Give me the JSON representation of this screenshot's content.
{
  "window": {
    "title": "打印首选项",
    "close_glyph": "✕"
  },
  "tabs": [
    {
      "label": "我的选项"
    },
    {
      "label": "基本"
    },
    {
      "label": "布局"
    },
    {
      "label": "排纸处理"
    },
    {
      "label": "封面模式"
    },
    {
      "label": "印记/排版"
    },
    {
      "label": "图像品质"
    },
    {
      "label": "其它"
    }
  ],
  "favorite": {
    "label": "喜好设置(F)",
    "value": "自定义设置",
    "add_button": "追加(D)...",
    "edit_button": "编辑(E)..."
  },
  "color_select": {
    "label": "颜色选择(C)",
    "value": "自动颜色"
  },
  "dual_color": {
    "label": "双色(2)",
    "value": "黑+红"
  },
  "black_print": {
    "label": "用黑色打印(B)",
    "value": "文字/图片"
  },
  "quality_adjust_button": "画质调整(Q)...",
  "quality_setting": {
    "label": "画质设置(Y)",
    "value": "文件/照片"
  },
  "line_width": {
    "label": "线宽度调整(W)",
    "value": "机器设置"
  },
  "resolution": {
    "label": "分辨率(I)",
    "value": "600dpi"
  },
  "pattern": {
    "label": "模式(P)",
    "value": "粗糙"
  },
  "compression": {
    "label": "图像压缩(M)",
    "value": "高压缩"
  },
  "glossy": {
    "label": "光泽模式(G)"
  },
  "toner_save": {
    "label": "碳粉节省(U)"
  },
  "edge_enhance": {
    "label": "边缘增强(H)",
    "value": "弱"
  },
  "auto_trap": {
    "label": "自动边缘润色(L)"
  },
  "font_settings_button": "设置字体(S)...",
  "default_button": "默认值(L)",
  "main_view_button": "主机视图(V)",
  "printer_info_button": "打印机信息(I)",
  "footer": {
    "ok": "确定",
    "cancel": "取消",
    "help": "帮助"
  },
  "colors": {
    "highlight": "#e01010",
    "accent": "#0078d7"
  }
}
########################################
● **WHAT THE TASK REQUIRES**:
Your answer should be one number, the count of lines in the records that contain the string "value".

● **RESPONSE AREA**:
10